* [Try it]
Search the records below for the word "index". Pull out each line that has it.

* [Provided entries]
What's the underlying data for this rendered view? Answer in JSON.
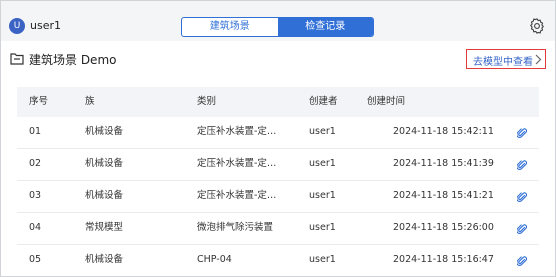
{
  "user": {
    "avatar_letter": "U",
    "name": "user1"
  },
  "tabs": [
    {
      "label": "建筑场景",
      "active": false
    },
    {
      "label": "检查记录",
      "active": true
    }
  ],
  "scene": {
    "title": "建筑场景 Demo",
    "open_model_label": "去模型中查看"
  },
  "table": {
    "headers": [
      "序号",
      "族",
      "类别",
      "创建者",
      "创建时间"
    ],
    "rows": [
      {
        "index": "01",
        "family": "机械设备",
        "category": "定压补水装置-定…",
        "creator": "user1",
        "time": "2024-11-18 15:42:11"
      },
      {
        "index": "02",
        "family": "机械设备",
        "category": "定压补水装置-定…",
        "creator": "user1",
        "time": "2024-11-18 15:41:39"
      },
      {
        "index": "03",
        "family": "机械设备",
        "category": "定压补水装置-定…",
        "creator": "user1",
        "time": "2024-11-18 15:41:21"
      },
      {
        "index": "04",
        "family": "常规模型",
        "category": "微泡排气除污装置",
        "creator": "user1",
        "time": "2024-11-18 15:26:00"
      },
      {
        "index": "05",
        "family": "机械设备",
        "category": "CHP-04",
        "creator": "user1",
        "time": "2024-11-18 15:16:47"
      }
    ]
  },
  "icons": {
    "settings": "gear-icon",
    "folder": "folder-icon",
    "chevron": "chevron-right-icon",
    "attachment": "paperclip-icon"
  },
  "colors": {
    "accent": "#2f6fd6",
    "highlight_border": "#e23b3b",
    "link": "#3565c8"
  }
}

* [Answer space]
        "index": "01",
        "index": "02",
        "index": "03",
        "index": "04",
        "index": "05",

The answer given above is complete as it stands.